Start of Block

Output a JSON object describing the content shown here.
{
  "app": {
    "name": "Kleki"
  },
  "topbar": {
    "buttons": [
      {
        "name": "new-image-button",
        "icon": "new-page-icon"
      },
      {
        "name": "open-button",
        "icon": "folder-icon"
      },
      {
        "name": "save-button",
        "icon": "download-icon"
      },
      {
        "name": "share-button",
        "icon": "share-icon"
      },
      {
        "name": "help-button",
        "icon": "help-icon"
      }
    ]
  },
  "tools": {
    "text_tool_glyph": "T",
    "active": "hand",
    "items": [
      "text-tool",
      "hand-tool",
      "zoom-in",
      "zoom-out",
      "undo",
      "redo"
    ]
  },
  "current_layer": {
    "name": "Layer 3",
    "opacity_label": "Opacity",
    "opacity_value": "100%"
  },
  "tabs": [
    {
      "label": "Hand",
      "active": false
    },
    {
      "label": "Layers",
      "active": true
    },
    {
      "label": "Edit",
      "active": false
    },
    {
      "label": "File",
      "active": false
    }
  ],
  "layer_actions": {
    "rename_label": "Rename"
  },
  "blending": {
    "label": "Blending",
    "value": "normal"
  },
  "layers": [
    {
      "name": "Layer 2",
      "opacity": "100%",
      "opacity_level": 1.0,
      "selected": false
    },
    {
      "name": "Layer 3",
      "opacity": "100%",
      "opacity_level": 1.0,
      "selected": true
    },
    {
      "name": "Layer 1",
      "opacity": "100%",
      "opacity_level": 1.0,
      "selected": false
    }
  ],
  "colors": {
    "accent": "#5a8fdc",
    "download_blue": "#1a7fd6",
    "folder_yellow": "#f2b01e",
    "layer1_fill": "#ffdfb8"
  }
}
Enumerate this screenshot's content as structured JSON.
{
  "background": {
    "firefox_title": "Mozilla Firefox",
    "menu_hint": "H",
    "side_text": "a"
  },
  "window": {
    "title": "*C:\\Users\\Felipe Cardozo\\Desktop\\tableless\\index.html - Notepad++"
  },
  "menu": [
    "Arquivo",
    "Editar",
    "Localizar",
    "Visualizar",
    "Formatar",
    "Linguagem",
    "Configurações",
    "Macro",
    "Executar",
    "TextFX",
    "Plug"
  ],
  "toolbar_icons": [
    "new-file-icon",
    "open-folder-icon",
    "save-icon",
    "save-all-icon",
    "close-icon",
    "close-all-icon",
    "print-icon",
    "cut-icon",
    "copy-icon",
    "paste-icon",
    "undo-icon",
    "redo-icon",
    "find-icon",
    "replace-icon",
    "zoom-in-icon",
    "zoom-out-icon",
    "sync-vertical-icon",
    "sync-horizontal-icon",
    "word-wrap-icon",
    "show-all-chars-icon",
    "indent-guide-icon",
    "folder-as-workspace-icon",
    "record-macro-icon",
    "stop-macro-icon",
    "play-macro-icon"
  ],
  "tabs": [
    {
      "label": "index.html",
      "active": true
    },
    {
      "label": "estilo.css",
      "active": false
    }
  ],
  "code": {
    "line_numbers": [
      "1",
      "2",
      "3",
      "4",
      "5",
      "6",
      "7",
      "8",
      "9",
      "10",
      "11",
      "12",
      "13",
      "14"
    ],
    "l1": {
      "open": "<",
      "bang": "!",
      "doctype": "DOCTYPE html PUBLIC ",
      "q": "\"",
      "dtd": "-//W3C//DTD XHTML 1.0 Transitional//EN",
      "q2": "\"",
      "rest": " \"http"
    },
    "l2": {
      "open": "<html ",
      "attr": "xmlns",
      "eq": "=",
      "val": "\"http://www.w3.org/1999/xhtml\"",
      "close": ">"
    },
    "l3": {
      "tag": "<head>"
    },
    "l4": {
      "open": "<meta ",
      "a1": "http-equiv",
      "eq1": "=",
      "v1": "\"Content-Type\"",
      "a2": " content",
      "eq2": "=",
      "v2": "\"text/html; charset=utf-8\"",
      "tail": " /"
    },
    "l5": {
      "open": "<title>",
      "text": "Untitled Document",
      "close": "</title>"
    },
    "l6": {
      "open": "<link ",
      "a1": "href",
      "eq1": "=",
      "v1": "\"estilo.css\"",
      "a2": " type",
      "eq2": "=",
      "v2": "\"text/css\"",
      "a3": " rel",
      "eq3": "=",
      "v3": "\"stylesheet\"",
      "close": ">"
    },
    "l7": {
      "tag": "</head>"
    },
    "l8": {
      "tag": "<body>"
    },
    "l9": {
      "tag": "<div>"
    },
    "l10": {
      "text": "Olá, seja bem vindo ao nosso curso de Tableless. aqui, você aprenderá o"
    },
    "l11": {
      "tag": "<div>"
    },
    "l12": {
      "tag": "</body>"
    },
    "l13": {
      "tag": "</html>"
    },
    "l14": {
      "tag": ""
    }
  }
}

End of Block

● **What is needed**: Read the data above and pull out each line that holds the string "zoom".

● **Your solution**:
      "zoom-in",
      "zoom-out",
    "zoom-in-icon",
    "zoom-out-icon",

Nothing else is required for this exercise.